الخميس. مايو 30th, 2024

When examining the distribution map of gold in the African continent, it becomes apparent that the regions where terrorist groups are most concentrated and active are those known as the “Saharan Gold Vein,” which stretches from Sudan in the east of the continent to Mauritania in its far west.

The conflict over gold and the assertion of influence in the states of Mali and Burkina Faso have sparked a significant conflict between terrorist groups, not only targeting government institutions but also civilians.

Among the most notorious contenders for gold are armed groups affiliated with organizations like Al-Qaeda, such as “Nusrat al-Islam wal Muslimeen,” as well as others affiliated with ISIS, such as “ISIS Greater Sahara,” alongside non-Islamic African militias.

According to the United Nations Environment Programme, Africa’s share of global gold amounted to 40%, with the total gold production from African mines reaching 680.3 metric tons in 2022. The African continent possesses nearly half of the world’s gold reserves. Despite these enticing figures, the fragility of political systems and the lack of law enforcement have turned Africa into a hub for international gold smuggling mafias.

Gold serves as one of the hidden drivers of conflict in the Sahel and desert regions of Africa, where armed groups and extremist militias fight to assert control over the extensive mines across the continent’s desert.

Since 2012, a rich gold vein has been discovered stretching across the desert from east to west.

These new discoveries in Chad, Niger, Mali, and Burkina Faso have increased the production and sale of this metal. In Burkina Faso, gold mining accounts for two-thirds of export revenues and 15% of the gross domestic product, besides providing 61,000 direct and indirect jobs.

According to a crisis assessment report by the International Crisis Organization, armed groups seize gold mining sites in areas where the state is weak or absent.

It is worth noting that the “Intakka Mine” in northern Mali, one of the largest gold extraction areas, has seen the spread of ISIS and the group “Nusrat al-Islam wal Muslimeen,” leading to the mine falling outside government control. This is in contrast to mines in the south and west of the country, where terrorists have not yet gained influence.

On November 6, 2022, a terrorist attack on worker transport buses at the “Bongou Mine,” owned by the Canadian gold company “Semafo,” killed 38 people and injured 60 others.

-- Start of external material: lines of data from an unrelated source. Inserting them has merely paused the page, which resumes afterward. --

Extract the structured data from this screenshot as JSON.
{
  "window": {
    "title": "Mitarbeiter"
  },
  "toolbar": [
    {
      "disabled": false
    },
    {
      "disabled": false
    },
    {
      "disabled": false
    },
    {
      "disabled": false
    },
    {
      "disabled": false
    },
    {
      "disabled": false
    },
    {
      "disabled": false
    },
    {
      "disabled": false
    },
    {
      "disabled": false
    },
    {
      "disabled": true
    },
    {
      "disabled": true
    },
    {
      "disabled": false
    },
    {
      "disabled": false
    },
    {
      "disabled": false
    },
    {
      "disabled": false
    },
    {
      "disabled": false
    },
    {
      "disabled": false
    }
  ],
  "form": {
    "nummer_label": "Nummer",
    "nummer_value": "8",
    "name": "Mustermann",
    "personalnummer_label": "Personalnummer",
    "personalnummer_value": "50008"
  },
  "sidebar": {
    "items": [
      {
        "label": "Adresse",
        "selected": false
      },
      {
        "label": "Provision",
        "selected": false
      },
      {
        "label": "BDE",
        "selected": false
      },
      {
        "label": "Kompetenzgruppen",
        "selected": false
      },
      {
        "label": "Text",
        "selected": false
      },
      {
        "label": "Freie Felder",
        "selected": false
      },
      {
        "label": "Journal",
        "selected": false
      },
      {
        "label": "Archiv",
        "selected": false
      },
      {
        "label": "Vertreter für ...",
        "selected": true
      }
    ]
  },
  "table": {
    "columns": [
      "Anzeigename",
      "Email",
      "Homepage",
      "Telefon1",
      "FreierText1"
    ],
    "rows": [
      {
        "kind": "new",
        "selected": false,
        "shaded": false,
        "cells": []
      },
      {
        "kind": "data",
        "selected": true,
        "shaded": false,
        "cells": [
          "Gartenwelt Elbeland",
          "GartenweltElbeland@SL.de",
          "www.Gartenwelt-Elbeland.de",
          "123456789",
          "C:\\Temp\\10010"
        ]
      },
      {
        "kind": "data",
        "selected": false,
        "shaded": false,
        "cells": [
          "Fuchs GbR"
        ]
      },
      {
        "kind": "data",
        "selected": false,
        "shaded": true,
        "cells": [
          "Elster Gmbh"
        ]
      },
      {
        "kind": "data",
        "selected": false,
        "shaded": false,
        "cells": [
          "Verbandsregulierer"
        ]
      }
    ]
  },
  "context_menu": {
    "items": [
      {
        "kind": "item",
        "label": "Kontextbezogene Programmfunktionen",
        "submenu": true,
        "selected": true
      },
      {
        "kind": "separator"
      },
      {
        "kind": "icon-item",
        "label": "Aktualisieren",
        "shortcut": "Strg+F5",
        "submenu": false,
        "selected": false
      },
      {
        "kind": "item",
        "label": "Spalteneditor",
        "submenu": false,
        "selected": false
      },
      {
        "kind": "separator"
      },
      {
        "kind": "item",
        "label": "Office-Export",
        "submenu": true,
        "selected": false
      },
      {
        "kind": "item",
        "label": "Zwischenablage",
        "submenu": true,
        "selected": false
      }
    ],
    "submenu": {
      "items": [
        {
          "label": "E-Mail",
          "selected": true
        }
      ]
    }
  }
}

These mines have become a source of income for jihadist organizations in the border triangle between Niger, Burkina Faso, and Mali.

Many rebel and terrorist movements in the African Sahel region consider gold laundering a primary source of funding and recruitment.

Al-Qaeda and ISIS offshoots in Africa target industrial mining operations and control parts of the informal gold trade in Burkina Faso, Mali, and Niger.

Reuters confirms that Islamists consider gold mines as a treasure trove of funds, enabling them to recruit new members and purchase weapons and explosives to expand their power through attacks.

In Burkina Faso, rebels have seized 24 gold extraction sites, producing gold worth $35 million annually.

In Mali and Niger, Islamic groups impose taxes on gold traders, while gold smuggling continues unabated in Ghana, Ivory Coast, Nigeria, and Zimbabwe.

Another aspect of the conflict lies between international mining companies themselves. There are six competing international companies in Mali’s gold mines, some based in Canada and others in Britain, alongside companies headquartered in South Africa.

In Sudan, gold is widespread from most northern cities, specifically from the extreme north to near the capital Khartoum, from the eastern coast on the Red Sea to the Red Sea mountain range to the far west near Jebel Aweinat and Al-Tiina in Darfur.

Gold is found in high concentrations in northern Sudan from Wadi Halfa to Atbara, along with other minerals like copper, zinc, and iron due to its geographical terrain.

Gold is found in high concentrations, reaching up to 100 tons in some places, in the Red Sea Mountains, accompanied by silver in the south of the Blue Nile State.

The yellow metal, considered the most important reserve in national treasuries, is the primary driver of conflicts and wealth in Sudan, one of the richest regions.

In addition to attempts by some active terrorist groups in the region to exploit it as a major source of funding, international warnings have been issued that extremist groups in Mali, Burkina Faso, and Niger have found gold mines as a new source of financing, providing an environment conducive to recruiting members. These groups and powers focus on sources of funding, and there seems to be no more effective investment or imposition of taxes in mineral-rich areas and gold mining.

By admin